__WHAT TO WORK ON__.
The text of every record, exactly as given and with no pictures, should be your output.

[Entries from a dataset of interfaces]
....................

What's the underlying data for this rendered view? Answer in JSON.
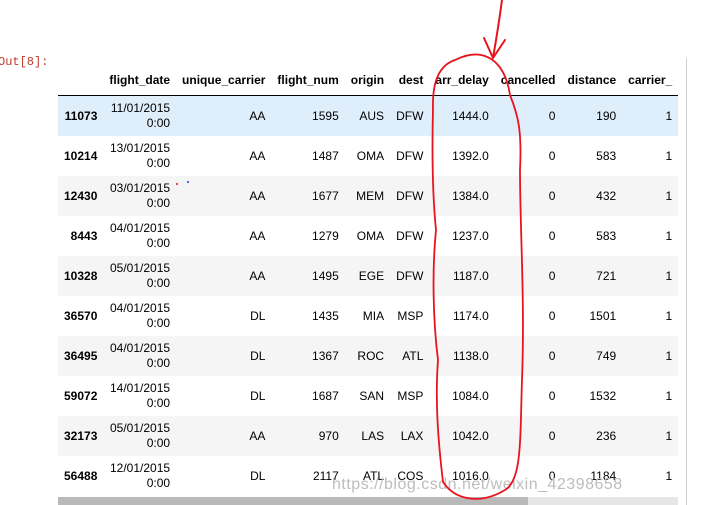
{
  "cell": {
    "prompt": "Out[8]:"
  },
  "table": {
    "columns": [
      "",
      "flight_date",
      "unique_carrier",
      "flight_num",
      "origin",
      "dest",
      "arr_delay",
      "cancelled",
      "distance",
      "carrier_"
    ],
    "rows": [
      [
        "11073",
        "11/01/2015",
        "0:00",
        "AA",
        "1595",
        "AUS",
        "DFW",
        "1444.0",
        "0",
        "190",
        "1"
      ],
      [
        "10214",
        "13/01/2015",
        "0:00",
        "AA",
        "1487",
        "OMA",
        "DFW",
        "1392.0",
        "0",
        "583",
        "1"
      ],
      [
        "12430",
        "03/01/2015",
        "0:00",
        "AA",
        "1677",
        "MEM",
        "DFW",
        "1384.0",
        "0",
        "432",
        "1"
      ],
      [
        "8443",
        "04/01/2015",
        "0:00",
        "AA",
        "1279",
        "OMA",
        "DFW",
        "1237.0",
        "0",
        "583",
        "1"
      ],
      [
        "10328",
        "05/01/2015",
        "0:00",
        "AA",
        "1495",
        "EGE",
        "DFW",
        "1187.0",
        "0",
        "721",
        "1"
      ],
      [
        "36570",
        "04/01/2015",
        "0:00",
        "DL",
        "1435",
        "MIA",
        "MSP",
        "1174.0",
        "0",
        "1501",
        "1"
      ],
      [
        "36495",
        "04/01/2015",
        "0:00",
        "DL",
        "1367",
        "ROC",
        "ATL",
        "1138.0",
        "0",
        "749",
        "1"
      ],
      [
        "59072",
        "14/01/2015",
        "0:00",
        "DL",
        "1687",
        "SAN",
        "MSP",
        "1084.0",
        "0",
        "1532",
        "1"
      ],
      [
        "32173",
        "05/01/2015",
        "0:00",
        "AA",
        "970",
        "LAS",
        "LAX",
        "1042.0",
        "0",
        "236",
        "1"
      ],
      [
        "56488",
        "12/01/2015",
        "0:00",
        "DL",
        "2117",
        "ATL",
        "COS",
        "1016.0",
        "0",
        "1184",
        "1"
      ]
    ]
  },
  "watermark": "https://blog.csdn.net/weixin_42398658",
  "colors": {
    "highlight_row": "#dfeefb",
    "annotation": "#e8141c",
    "prompt": "#c0392b"
  }
}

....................

__EXPECTED ANSWER__.
What's the underlying data for this rendered view? Answer in JSON.
{
  "cell": {
    "prompt": "Out[8]:"
  },
  "table": {
    "columns": [
      "",
      "flight_date",
      "unique_carrier",
      "flight_num",
      "origin",
      "dest",
      "arr_delay",
      "cancelled",
      "distance",
      "carrier_"
    ],
    "rows": [
      [
        "11073",
        "11/01/2015",
        "0:00",
        "AA",
        "1595",
        "AUS",
        "DFW",
        "1444.0",
        "0",
        "190",
        "1"
      ],
      [
        "10214",
        "13/01/2015",
        "0:00",
        "AA",
        "1487",
        "OMA",
        "DFW",
        "1392.0",
        "0",
        "583",
        "1"
      ],
      [
        "12430",
        "03/01/2015",
        "0:00",
        "AA",
        "1677",
        "MEM",
        "DFW",
        "1384.0",
        "0",
        "432",
        "1"
      ],
      [
        "8443",
        "04/01/2015",
        "0:00",
        "AA",
        "1279",
        "OMA",
        "DFW",
        "1237.0",
        "0",
        "583",
        "1"
      ],
      [
        "10328",
        "05/01/2015",
        "0:00",
        "AA",
        "1495",
        "EGE",
        "DFW",
        "1187.0",
        "0",
        "721",
        "1"
      ],
      [
        "36570",
        "04/01/2015",
        "0:00",
        "DL",
        "1435",
        "MIA",
        "MSP",
        "1174.0",
        "0",
        "1501",
        "1"
      ],
      [
        "36495",
        "04/01/2015",
        "0:00",
        "DL",
        "1367",
        "ROC",
        "ATL",
        "1138.0",
        "0",
        "749",
        "1"
      ],
      [
        "59072",
        "14/01/2015",
        "0:00",
        "DL",
        "1687",
        "SAN",
        "MSP",
        "1084.0",
        "0",
        "1532",
        "1"
      ],
      [
        "32173",
        "05/01/2015",
        "0:00",
        "AA",
        "970",
        "LAS",
        "LAX",
        "1042.0",
        "0",
        "236",
        "1"
      ],
      [
        "56488",
        "12/01/2015",
        "0:00",
        "DL",
        "2117",
        "ATL",
        "COS",
        "1016.0",
        "0",
        "1184",
        "1"
      ]
    ]
  },
  "watermark": "https://blog.csdn.net/weixin_42398658",
  "colors": {
    "highlight_row": "#dfeefb",
    "annotation": "#e8141c",
    "prompt": "#c0392b"
  }
}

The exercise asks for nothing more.